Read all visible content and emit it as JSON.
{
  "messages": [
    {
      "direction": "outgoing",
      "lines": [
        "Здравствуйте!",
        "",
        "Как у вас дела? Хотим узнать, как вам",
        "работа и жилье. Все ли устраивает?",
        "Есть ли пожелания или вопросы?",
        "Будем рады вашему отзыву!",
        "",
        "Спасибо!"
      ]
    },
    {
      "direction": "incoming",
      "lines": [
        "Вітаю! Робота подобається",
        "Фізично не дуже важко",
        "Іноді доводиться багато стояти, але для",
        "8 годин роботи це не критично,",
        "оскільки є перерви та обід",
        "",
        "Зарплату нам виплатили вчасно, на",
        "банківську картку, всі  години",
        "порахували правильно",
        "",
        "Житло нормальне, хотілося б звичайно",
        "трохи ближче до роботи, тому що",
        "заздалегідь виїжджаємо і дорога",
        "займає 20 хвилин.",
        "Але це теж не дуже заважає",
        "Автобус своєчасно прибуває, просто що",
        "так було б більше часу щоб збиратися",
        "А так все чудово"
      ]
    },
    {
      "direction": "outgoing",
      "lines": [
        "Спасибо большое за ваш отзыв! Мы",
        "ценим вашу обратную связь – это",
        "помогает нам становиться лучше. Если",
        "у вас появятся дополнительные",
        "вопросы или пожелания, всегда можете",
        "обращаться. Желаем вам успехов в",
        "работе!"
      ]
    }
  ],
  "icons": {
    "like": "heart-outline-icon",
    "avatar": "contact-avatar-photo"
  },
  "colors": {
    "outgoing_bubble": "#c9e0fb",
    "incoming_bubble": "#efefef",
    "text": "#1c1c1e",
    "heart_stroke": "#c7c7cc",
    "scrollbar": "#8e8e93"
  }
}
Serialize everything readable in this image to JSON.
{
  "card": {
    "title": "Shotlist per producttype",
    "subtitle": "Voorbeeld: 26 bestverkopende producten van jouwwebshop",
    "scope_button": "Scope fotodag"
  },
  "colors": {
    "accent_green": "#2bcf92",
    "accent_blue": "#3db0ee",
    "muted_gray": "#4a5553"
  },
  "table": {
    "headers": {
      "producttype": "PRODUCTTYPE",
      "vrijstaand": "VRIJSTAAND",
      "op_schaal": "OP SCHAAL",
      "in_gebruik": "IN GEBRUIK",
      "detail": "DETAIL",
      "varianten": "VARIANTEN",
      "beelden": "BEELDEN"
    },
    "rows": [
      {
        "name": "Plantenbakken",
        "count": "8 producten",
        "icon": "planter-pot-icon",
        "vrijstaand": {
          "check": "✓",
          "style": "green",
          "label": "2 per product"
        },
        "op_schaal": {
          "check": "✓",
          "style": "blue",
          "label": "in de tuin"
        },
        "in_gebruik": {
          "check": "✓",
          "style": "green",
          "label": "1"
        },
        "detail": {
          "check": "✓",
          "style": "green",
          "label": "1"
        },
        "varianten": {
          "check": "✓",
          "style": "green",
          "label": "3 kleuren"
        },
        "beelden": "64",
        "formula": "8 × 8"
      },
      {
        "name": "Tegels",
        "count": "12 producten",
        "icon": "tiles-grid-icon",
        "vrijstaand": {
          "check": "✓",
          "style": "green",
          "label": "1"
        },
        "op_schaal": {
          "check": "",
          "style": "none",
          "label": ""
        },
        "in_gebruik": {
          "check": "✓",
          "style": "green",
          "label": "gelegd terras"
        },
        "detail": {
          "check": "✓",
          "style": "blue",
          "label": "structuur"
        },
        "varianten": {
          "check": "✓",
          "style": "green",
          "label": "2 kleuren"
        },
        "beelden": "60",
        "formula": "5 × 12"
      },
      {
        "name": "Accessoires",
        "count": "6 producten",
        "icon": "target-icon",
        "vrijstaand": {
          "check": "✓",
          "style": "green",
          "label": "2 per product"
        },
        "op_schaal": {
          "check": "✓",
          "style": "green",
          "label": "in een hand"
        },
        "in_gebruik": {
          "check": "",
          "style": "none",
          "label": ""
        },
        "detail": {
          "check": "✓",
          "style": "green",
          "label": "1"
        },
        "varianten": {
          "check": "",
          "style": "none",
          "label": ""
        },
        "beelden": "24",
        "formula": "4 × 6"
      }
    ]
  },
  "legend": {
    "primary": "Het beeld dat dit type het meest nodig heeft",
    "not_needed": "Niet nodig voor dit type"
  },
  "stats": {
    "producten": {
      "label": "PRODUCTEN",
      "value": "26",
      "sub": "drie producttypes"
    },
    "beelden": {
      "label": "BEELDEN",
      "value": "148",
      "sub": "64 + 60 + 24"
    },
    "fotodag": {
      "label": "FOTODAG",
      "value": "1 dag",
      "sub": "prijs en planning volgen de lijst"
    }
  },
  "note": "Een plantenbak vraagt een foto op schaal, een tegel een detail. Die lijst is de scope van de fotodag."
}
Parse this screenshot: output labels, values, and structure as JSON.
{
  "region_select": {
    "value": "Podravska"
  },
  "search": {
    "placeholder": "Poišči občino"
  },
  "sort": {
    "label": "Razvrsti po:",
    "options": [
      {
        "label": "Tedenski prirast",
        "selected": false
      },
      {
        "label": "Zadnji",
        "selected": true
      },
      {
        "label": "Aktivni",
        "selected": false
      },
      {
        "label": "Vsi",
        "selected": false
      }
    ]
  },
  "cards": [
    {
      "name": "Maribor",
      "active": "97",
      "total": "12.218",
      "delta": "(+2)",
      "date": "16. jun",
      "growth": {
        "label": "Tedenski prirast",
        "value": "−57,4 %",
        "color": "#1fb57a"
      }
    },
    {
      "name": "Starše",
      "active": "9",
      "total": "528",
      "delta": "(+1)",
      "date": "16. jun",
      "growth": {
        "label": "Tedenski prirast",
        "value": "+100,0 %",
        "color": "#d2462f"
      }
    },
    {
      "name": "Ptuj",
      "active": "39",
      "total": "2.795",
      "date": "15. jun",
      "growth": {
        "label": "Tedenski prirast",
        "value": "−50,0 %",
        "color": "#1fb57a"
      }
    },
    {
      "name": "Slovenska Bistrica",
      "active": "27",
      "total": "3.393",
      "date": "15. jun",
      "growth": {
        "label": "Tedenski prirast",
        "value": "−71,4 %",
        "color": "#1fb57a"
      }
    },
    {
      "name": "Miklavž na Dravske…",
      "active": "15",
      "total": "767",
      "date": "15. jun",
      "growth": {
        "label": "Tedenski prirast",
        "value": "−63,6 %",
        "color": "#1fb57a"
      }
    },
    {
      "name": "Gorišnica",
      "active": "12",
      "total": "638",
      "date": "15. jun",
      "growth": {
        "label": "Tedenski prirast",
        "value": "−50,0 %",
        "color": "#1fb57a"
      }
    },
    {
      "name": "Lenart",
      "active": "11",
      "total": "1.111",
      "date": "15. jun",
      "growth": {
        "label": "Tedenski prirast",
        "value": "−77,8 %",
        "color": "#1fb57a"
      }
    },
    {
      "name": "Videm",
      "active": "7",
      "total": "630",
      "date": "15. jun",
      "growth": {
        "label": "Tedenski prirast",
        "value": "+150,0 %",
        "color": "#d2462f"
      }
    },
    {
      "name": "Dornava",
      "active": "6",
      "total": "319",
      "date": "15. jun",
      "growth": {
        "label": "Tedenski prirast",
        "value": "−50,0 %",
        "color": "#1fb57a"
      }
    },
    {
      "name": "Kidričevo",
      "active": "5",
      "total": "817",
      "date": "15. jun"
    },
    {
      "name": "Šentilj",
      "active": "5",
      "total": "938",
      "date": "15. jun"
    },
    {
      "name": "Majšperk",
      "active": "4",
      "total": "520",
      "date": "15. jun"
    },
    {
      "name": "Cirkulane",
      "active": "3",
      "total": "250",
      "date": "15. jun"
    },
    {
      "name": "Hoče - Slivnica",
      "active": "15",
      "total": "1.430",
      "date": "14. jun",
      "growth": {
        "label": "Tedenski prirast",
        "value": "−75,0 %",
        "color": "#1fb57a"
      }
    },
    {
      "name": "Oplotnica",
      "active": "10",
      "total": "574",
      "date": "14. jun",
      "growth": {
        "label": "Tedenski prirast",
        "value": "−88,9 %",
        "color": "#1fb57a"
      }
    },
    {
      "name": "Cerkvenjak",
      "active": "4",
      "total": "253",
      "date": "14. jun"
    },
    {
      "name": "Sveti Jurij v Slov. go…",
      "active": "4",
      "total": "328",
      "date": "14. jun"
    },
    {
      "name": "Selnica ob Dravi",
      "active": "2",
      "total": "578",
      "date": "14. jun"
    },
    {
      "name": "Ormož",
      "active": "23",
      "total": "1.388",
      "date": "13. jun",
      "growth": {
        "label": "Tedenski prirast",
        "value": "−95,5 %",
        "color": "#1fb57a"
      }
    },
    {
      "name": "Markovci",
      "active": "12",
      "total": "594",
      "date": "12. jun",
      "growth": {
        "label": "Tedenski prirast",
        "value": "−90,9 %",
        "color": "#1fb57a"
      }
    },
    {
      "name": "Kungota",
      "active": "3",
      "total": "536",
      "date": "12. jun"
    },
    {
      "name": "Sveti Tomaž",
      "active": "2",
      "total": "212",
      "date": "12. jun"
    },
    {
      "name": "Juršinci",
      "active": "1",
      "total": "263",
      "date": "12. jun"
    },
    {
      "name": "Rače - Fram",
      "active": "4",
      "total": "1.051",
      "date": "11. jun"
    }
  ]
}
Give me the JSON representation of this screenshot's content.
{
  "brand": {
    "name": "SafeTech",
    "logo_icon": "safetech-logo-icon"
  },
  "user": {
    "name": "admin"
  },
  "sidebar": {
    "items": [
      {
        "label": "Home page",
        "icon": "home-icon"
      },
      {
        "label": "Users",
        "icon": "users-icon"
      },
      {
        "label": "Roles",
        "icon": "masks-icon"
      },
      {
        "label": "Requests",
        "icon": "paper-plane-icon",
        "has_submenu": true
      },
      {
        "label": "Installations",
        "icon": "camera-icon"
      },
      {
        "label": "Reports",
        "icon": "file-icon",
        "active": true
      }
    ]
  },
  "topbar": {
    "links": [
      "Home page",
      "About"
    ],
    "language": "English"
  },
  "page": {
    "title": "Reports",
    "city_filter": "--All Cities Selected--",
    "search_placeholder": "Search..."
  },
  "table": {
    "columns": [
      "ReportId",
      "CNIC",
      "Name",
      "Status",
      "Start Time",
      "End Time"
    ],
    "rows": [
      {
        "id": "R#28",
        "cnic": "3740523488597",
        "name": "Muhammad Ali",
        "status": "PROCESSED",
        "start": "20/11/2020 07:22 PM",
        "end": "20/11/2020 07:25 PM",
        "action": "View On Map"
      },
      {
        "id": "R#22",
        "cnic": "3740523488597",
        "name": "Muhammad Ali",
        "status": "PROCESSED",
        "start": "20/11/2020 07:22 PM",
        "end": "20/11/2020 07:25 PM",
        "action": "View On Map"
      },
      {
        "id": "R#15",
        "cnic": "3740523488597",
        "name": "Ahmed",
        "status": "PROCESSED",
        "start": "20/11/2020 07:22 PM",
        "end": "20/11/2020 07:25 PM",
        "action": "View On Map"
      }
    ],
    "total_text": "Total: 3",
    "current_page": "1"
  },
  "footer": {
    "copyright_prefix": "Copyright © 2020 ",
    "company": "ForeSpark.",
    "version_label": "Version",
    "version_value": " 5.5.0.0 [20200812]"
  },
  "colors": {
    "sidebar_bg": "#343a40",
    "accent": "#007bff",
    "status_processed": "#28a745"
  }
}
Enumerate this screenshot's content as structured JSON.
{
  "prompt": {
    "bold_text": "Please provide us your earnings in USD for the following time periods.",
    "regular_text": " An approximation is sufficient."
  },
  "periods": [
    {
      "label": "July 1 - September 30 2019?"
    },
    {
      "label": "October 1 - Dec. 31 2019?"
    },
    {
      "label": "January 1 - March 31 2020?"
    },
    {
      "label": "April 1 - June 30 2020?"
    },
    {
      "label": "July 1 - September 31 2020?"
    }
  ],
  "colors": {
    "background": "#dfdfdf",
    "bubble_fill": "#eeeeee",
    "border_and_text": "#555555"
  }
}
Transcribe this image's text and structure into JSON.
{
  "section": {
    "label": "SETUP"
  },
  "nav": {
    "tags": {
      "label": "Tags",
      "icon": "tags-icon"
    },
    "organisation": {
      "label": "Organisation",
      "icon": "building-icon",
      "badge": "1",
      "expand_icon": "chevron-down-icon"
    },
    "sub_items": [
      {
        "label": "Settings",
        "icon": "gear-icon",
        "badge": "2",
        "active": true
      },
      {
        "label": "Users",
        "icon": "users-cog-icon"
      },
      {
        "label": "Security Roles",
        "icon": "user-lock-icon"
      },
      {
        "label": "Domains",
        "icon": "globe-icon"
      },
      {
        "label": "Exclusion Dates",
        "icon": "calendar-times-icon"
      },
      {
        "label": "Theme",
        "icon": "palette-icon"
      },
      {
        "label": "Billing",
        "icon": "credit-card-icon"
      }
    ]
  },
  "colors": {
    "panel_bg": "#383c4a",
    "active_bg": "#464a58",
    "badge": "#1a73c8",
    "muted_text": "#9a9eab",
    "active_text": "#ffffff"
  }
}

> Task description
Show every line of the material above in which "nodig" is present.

> Finished exercise
    "primary": "Het beeld dat dit type het meest nodig heeft",
    "not_needed": "Niet nodig voor dit type"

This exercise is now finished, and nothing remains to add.